Country of origin

The Australian Consumer Law (ACL) prohibits businesses from making false or misleading representations about the country of origin of goods. A representation can include words, a picture or both, attached to the goods (ie label) or in promotional material. Claims can include, ‘made in’, ‘product of’, ‘produce of’, ‘produced in’, ‘grown in’ or the use of a particular logo. The criteria for claims only apply to countries not regions such as ‘made in California’.

For a business to claim goods are ‘made in’ or ‘manufactured in’ a certain country:

  • the goods must be substantially transformed in that country, and
  • 50% or more of the total cost of producing or manufacturing the goods must be made in that country. (Total cost of producing the goods includes materials, labour and overheads.)

To be considered as ‘substantially transformed’ the product has to undergo a fundamental change in that country. The change can be to the appearance, operation or purpose: for example, milling flour from wheat.

'Product of' claims

For a business to claim goods are ‘produced in’, ‘produce of’ or ‘product of’ a specific country, all or virtually all of the production or manufacturing must happen in that country, or all of the significant ingredients or components must come from that country.

'Grown in' claims

A business can claim goods are ‘grown in’ a particular country when:

  • at least 50% of total weight comprises ingredients or components grown and processed in that country
  • virtually all production or manufacturing processes happen in that countryeach significant ingredient or significant component was grown and produced in that country.


Making false or misleading representations about the country of origin is an offence and carries maximum criminal penalties of $220,000 for individuals and $1.1 million for a body corporate.

Civil remedies for the same amount apply. Other civil remedies include:

  • injunctions
  • damages
  • compensation
  • orders for non-party consumers
  • corrective advertising orders
  • adverse publicity orders
  • disqualification orders.
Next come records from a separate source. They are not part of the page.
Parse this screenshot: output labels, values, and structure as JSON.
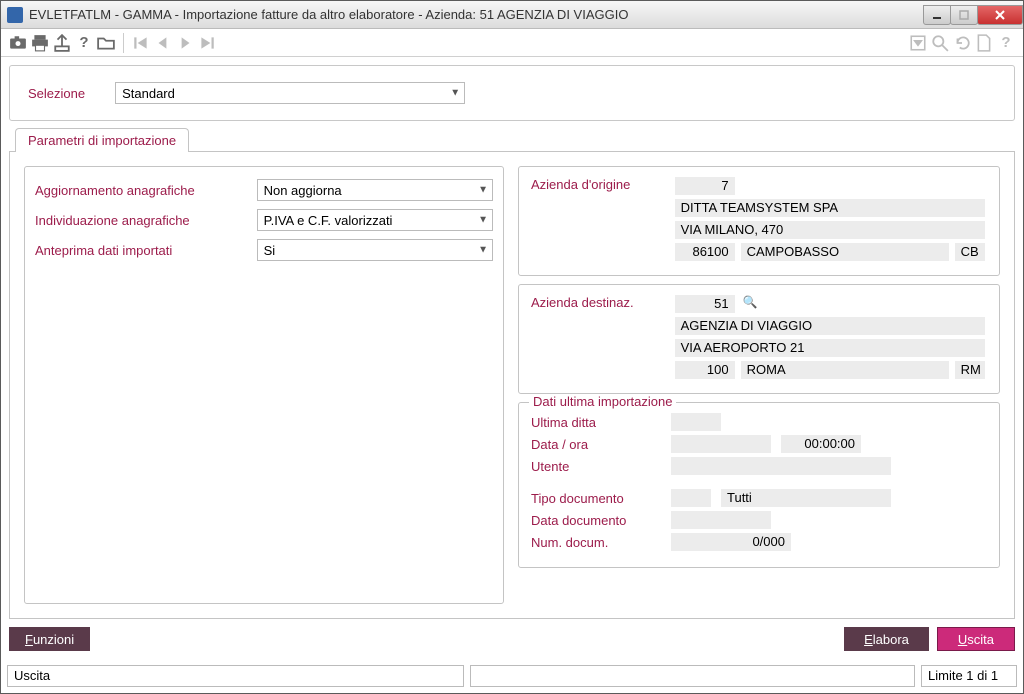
{
  "window": {
    "title": "EVLETFATLM - GAMMA - Importazione fatture da altro elaboratore - Azienda:   51 AGENZIA DI VIAGGIO"
  },
  "selection": {
    "label": "Selezione",
    "value": "Standard"
  },
  "tab": {
    "label": "Parametri di importazione"
  },
  "left": {
    "aggiornamento": {
      "label": "Aggiornamento anagrafiche",
      "value": "Non aggiorna"
    },
    "individuazione": {
      "label": "Individuazione anagrafiche",
      "value": "P.IVA e C.F. valorizzati"
    },
    "anteprima": {
      "label": "Anteprima dati importati",
      "value": "Si"
    }
  },
  "origine": {
    "label": "Azienda d'origine",
    "code": "7",
    "name": "DITTA TEAMSYSTEM SPA",
    "address": "VIA MILANO, 470",
    "cap": "86100",
    "city": "CAMPOBASSO",
    "prov": "CB"
  },
  "destinaz": {
    "label": "Azienda destinaz.",
    "code": "51",
    "name": "AGENZIA DI VIAGGIO",
    "address": "VIA AEROPORTO 21",
    "cap": "100",
    "city": "ROMA",
    "prov": "RM"
  },
  "ultima": {
    "legend": "Dati ultima importazione",
    "ditta": {
      "label": "Ultima ditta",
      "value": ""
    },
    "dataora": {
      "label": "Data / ora",
      "date": "",
      "time": "00:00:00"
    },
    "utente": {
      "label": "Utente",
      "value": ""
    },
    "tipodoc": {
      "label": "Tipo documento",
      "value": "Tutti"
    },
    "datadoc": {
      "label": "Data documento",
      "value": ""
    },
    "numdoc": {
      "label": "Num. docum.",
      "value": "0/000"
    }
  },
  "buttons": {
    "funzioni": "Funzioni",
    "elabora": "Elabora",
    "uscita": "Uscita"
  },
  "status": {
    "left": "Uscita",
    "right": "Limite 1 di 1"
  }
}
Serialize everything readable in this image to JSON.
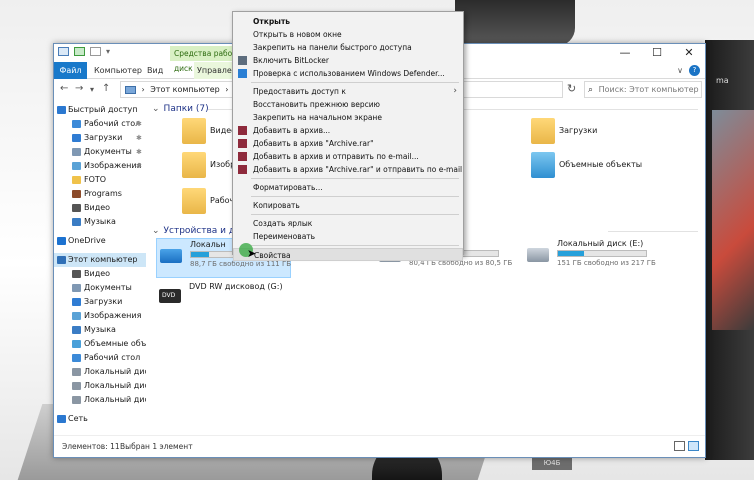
{
  "window": {
    "context_tab_header": "Средства работы с диск",
    "tabs": {
      "file": "Файл",
      "computer": "Компьютер",
      "view": "Вид",
      "manage": "Управление"
    },
    "address_path": "Этот компьютер",
    "address_sep": "›",
    "search_placeholder": "Поиск: Этот компьютер",
    "controls": {
      "minimize": "—",
      "maximize": "☐",
      "close": "✕"
    },
    "nav_glyphs": {
      "back": "←",
      "forward": "→",
      "recent": "▾",
      "up": "↑",
      "refresh": "↻",
      "ribbon_expand": "∨",
      "help": "?"
    }
  },
  "sidebar": {
    "items": [
      {
        "label": "Быстрый доступ",
        "level": 0,
        "pinned": false,
        "color": "#2b78d0"
      },
      {
        "label": "Рабочий стол",
        "level": 1,
        "pinned": true,
        "color": "#3c8ad8"
      },
      {
        "label": "Загрузки",
        "level": 1,
        "pinned": true,
        "color": "#2f7cd3"
      },
      {
        "label": "Документы",
        "level": 1,
        "pinned": true,
        "color": "#7f98b3"
      },
      {
        "label": "Изображения",
        "level": 1,
        "pinned": true,
        "color": "#5aa2d6"
      },
      {
        "label": "FOTO",
        "level": 1,
        "pinned": false,
        "color": "#f0c24a"
      },
      {
        "label": "Programs",
        "level": 1,
        "pinned": false,
        "color": "#8c4b2a"
      },
      {
        "label": "Видео",
        "level": 1,
        "pinned": false,
        "color": "#555555"
      },
      {
        "label": "Музыка",
        "level": 1,
        "pinned": false,
        "color": "#3a7cc4"
      },
      {
        "label": "OneDrive",
        "level": 0,
        "pinned": false,
        "color": "#1c72d0"
      },
      {
        "label": "Этот компьютер",
        "level": 0,
        "pinned": false,
        "color": "#2f6fb6",
        "selected": true
      },
      {
        "label": "Видео",
        "level": 1,
        "pinned": false,
        "color": "#555555"
      },
      {
        "label": "Документы",
        "level": 1,
        "pinned": false,
        "color": "#7f98b3"
      },
      {
        "label": "Загрузки",
        "level": 1,
        "pinned": false,
        "color": "#2f7cd3"
      },
      {
        "label": "Изображения",
        "level": 1,
        "pinned": false,
        "color": "#5aa2d6"
      },
      {
        "label": "Музыка",
        "level": 1,
        "pinned": false,
        "color": "#3a7cc4"
      },
      {
        "label": "Объемные объекты",
        "level": 1,
        "pinned": false,
        "color": "#4aa0d9"
      },
      {
        "label": "Рабочий стол",
        "level": 1,
        "pinned": false,
        "color": "#3c8ad8"
      },
      {
        "label": "Локальный диск (C",
        "level": 1,
        "pinned": false,
        "color": "#8a96a3"
      },
      {
        "label": "Локальный диск (D",
        "level": 1,
        "pinned": false,
        "color": "#8a96a3"
      },
      {
        "label": "Локальный диск (E",
        "level": 1,
        "pinned": false,
        "color": "#8a96a3"
      },
      {
        "label": "Сеть",
        "level": 0,
        "pinned": false,
        "color": "#2b78d0"
      }
    ],
    "pin_glyph": "✱"
  },
  "content": {
    "folders_header": "Папки (7)",
    "devices_header": "Устройства и диски",
    "section_chevron": "⌄",
    "folders": [
      {
        "label": "Видео"
      },
      {
        "label": "Изобра"
      },
      {
        "label": "Рабочи"
      },
      {
        "label": "Загрузки"
      },
      {
        "label": "Объемные объекты"
      }
    ],
    "drives": [
      {
        "name": "Локальн",
        "free": "88,7 ГБ свободно из 111 ГБ",
        "used_fraction": 0.2
      },
      {
        "name": "",
        "free": "80,4 ГБ свободно из 80,5 ГБ",
        "used_fraction": 0.01
      },
      {
        "name": "Локальный диск (E:)",
        "free": "151 ГБ свободно из 217 ГБ",
        "used_fraction": 0.3
      }
    ],
    "dvd": {
      "name": "DVD RW дисковод (G:)",
      "icon_text": "DVD"
    }
  },
  "context_menu": {
    "items": [
      {
        "label": "Открыть",
        "bold": true,
        "icon": ""
      },
      {
        "label": "Открыть в новом окне",
        "icon": ""
      },
      {
        "label": "Закрепить на панели быстрого доступа",
        "icon": ""
      },
      {
        "label": "Включить BitLocker",
        "icon": "shield-icon",
        "icon_color": "#5d6d7e"
      },
      {
        "label": "Проверка с использованием Windows Defender...",
        "icon": "defender-icon",
        "icon_color": "#2a7fd4"
      },
      {
        "sep": true
      },
      {
        "label": "Предоставить доступ к",
        "icon": "",
        "submenu": true
      },
      {
        "label": "Восстановить прежнюю версию",
        "icon": ""
      },
      {
        "label": "Закрепить на начальном экране",
        "icon": ""
      },
      {
        "label": "Добавить в архив...",
        "icon": "winrar-icon",
        "icon_color": "#8e2a3c"
      },
      {
        "label": "Добавить в архив \"Archive.rar\"",
        "icon": "winrar-icon",
        "icon_color": "#8e2a3c"
      },
      {
        "label": "Добавить в архив и отправить по e-mail...",
        "icon": "winrar-icon",
        "icon_color": "#8e2a3c"
      },
      {
        "label": "Добавить в архив \"Archive.rar\" и отправить по e-mail",
        "icon": "winrar-icon",
        "icon_color": "#8e2a3c"
      },
      {
        "sep": true
      },
      {
        "label": "Форматировать...",
        "icon": ""
      },
      {
        "sep": true
      },
      {
        "label": "Копировать",
        "icon": ""
      },
      {
        "sep": true
      },
      {
        "label": "Создать ярлык",
        "icon": ""
      },
      {
        "label": "Переименовать",
        "icon": ""
      },
      {
        "sep": true
      },
      {
        "label": "Свойства",
        "icon": "",
        "highlighted": true
      }
    ],
    "submenu_arrow": "›"
  },
  "statusbar": {
    "count": "Элементов: 11",
    "selected": "Выбран 1 элемент"
  },
  "background": {
    "laptop_label": "ma",
    "brand": "Ю4Б"
  },
  "colors": {
    "accent": "#1979ca",
    "selection": "#cce8ff",
    "folder": "#f0c24a",
    "drive_bar": "#26a0da",
    "section_title": "#1e3287"
  }
}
Consumer protection agencies can accept court-enforceable undertakings, issue infringement notices, substantiation notices and public warning notices.